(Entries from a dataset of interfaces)
——
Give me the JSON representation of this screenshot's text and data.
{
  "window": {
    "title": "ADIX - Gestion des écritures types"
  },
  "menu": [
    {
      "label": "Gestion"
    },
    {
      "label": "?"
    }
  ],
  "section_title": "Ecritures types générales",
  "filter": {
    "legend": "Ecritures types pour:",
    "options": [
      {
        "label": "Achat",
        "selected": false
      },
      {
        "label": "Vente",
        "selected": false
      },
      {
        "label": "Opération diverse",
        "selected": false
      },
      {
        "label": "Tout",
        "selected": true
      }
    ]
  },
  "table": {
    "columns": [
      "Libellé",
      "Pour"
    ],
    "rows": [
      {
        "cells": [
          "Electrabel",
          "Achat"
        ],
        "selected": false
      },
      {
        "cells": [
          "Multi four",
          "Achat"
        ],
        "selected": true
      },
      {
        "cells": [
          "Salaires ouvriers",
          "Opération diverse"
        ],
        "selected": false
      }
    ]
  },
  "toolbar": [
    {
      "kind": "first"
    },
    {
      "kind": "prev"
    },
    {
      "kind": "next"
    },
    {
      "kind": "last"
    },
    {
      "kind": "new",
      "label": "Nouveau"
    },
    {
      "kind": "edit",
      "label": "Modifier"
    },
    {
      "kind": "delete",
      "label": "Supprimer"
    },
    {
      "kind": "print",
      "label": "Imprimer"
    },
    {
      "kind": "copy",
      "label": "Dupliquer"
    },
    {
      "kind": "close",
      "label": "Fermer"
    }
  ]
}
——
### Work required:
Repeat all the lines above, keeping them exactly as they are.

### Your solution:
Give me the JSON representation of this screenshot's text and data.
{
  "window": {
    "title": "ADIX - Gestion des écritures types"
  },
  "menu": [
    {
      "label": "Gestion"
    },
    {
      "label": "?"
    }
  ],
  "section_title": "Ecritures types générales",
  "filter": {
    "legend": "Ecritures types pour:",
    "options": [
      {
        "label": "Achat",
        "selected": false
      },
      {
        "label": "Vente",
        "selected": false
      },
      {
        "label": "Opération diverse",
        "selected": false
      },
      {
        "label": "Tout",
        "selected": true
      }
    ]
  },
  "table": {
    "columns": [
      "Libellé",
      "Pour"
    ],
    "rows": [
      {
        "cells": [
          "Electrabel",
          "Achat"
        ],
        "selected": false
      },
      {
        "cells": [
          "Multi four",
          "Achat"
        ],
        "selected": true
      },
      {
        "cells": [
          "Salaires ouvriers",
          "Opération diverse"
        ],
        "selected": false
      }
    ]
  },
  "toolbar": [
    {
      "kind": "first"
    },
    {
      "kind": "prev"
    },
    {
      "kind": "next"
    },
    {
      "kind": "last"
    },
    {
      "kind": "new",
      "label": "Nouveau"
    },
    {
      "kind": "edit",
      "label": "Modifier"
    },
    {
      "kind": "delete",
      "label": "Supprimer"
    },
    {
      "kind": "print",
      "label": "Imprimer"
    },
    {
      "kind": "copy",
      "label": "Dupliquer"
    },
    {
      "kind": "close",
      "label": "Fermer"
    }
  ]
}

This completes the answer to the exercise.